- REQUIRED WORK -
Only the lines holding "triangle" are wanted; find them in the listing and return each one.

- RECORDED DATA -
========================

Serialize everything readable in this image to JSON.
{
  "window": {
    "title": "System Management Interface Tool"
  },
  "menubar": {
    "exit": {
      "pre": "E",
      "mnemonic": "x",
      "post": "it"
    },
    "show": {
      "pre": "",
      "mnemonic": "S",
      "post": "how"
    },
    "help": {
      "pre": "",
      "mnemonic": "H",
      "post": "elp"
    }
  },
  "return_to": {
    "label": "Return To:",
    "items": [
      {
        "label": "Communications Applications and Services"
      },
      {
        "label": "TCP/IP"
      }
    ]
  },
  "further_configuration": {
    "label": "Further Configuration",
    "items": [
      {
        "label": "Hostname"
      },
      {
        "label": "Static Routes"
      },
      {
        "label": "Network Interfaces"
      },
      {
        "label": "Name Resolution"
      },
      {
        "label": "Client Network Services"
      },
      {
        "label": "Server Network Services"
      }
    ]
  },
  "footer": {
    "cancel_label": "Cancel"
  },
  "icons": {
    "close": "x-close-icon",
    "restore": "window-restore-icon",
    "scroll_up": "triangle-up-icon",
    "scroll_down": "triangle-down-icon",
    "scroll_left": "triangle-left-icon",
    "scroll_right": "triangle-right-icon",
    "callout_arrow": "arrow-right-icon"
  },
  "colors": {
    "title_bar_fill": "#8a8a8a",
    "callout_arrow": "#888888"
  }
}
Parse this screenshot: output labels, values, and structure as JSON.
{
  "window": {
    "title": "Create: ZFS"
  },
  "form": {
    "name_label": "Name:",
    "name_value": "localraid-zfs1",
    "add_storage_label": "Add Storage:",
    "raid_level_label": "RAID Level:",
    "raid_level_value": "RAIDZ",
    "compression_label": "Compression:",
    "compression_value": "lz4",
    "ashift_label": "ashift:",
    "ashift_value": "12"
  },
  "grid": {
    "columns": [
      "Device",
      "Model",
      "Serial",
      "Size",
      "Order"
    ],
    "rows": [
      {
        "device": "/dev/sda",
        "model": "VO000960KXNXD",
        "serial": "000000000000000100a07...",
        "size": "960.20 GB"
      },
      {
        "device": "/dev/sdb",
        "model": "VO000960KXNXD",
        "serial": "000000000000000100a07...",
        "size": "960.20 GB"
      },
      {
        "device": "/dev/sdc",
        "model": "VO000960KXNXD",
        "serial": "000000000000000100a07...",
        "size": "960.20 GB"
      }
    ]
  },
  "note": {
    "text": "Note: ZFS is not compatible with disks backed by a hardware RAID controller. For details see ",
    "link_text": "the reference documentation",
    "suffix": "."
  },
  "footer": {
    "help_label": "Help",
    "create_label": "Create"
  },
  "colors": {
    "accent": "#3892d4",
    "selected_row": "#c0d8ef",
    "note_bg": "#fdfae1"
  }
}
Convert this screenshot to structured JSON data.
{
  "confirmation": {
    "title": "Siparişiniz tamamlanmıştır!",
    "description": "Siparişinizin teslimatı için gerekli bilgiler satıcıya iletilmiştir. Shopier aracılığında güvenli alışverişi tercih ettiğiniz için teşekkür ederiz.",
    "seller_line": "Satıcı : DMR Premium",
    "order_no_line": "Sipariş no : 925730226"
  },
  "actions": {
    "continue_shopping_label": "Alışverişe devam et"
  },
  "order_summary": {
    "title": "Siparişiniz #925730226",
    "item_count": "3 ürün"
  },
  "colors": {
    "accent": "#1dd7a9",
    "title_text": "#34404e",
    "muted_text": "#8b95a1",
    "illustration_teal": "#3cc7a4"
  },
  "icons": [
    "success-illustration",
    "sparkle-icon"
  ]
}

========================

- WRITTEN REPLY -
    "scroll_up": "triangle-up-icon",
    "scroll_down": "triangle-down-icon",
    "scroll_left": "triangle-left-icon",
    "scroll_right": "triangle-right-icon",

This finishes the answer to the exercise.